■ **Your instructions**
Please copy every line below that contains the string "label".

=== Section Start ===

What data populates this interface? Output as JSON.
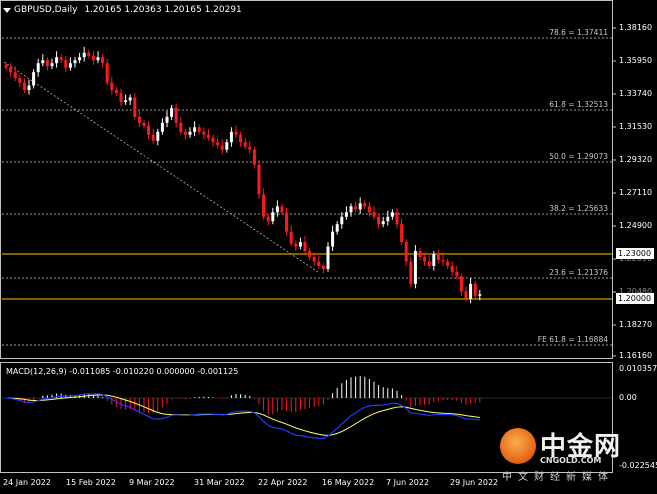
{
  "header": {
    "symbol": "GBPUSD,Daily",
    "ohlc": "1.20165 1.20363 1.20165 1.20291"
  },
  "macd_header": "MACD(12,26,9) -0.011085 -0.010220 0.000000 -0.001125",
  "price_axis": [
    "1.38160",
    "1.35950",
    "1.33740",
    "1.31530",
    "1.29320",
    "1.27110",
    "1.24900",
    "1.22690",
    "1.20480",
    "1.18270",
    "1.16160"
  ],
  "macd_axis": [
    "0.010357",
    "0.00",
    "-0.022545"
  ],
  "price_boxes": [
    {
      "label": "1.23000",
      "color": "#ffc000"
    },
    {
      "label": "1.20000",
      "color": "#ffc000"
    }
  ],
  "fib_levels": [
    {
      "label": "78.6 = 1.37411"
    },
    {
      "label": "61.8 = 1.32513"
    },
    {
      "label": "50.0 = 1.29073"
    },
    {
      "label": "38.2 = 1.25633"
    },
    {
      "label": "23.6 = 1.21376"
    },
    {
      "label": "FE 61.8 = 1.16884"
    }
  ],
  "date_axis": [
    "24 Jan 2022",
    "15 Feb 2022",
    "9 Mar 2022",
    "31 Mar 2022",
    "22 Apr 2022",
    "16 May 2022",
    "7 Jun 2022",
    "29 Jun 2022"
  ],
  "colors": {
    "bull": "#ffffff",
    "bear": "#ff1a1a",
    "signal": "#ffff66",
    "macd_line": "#1a3cff",
    "hline": "#ffc000"
  },
  "logo": {
    "text": "中金网",
    "url": "CNGOLD.COM",
    "sub": "中文财经新媒体"
  },
  "chart_data": {
    "type": "candlestick",
    "closes": [
      1.355,
      1.352,
      1.348,
      1.345,
      1.34,
      1.343,
      1.352,
      1.358,
      1.36,
      1.356,
      1.358,
      1.362,
      1.36,
      1.355,
      1.358,
      1.36,
      1.362,
      1.365,
      1.363,
      1.36,
      1.362,
      1.358,
      1.345,
      1.34,
      1.338,
      1.332,
      1.333,
      1.335,
      1.322,
      1.318,
      1.316,
      1.31,
      1.306,
      1.312,
      1.318,
      1.322,
      1.328,
      1.318,
      1.312,
      1.31,
      1.312,
      1.315,
      1.312,
      1.31,
      1.308,
      1.305,
      1.303,
      1.3,
      1.305,
      1.312,
      1.31,
      1.305,
      1.302,
      1.3,
      1.29,
      1.27,
      1.255,
      1.252,
      1.258,
      1.262,
      1.258,
      1.245,
      1.237,
      1.235,
      1.238,
      1.232,
      1.228,
      1.225,
      1.222,
      1.22,
      1.235,
      1.245,
      1.25,
      1.255,
      1.258,
      1.262,
      1.26,
      1.264,
      1.262,
      1.258,
      1.255,
      1.25,
      1.252,
      1.255,
      1.258,
      1.25,
      1.238,
      1.225,
      1.21,
      1.232,
      1.228,
      1.225,
      1.222,
      1.23,
      1.226,
      1.225,
      1.222,
      1.218,
      1.215,
      1.205,
      1.2,
      1.21,
      1.202,
      1.203
    ]
  }
}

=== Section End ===

■ **Task output**
      "label": "1.23000",
      "label": "1.20000",
      "label": "78.6 = 1.37411"
      "label": "61.8 = 1.32513"
      "label": "50.0 = 1.29073"
      "label": "38.2 = 1.25633"
      "label": "23.6 = 1.21376"
      "label": "FE 61.8 = 1.16884"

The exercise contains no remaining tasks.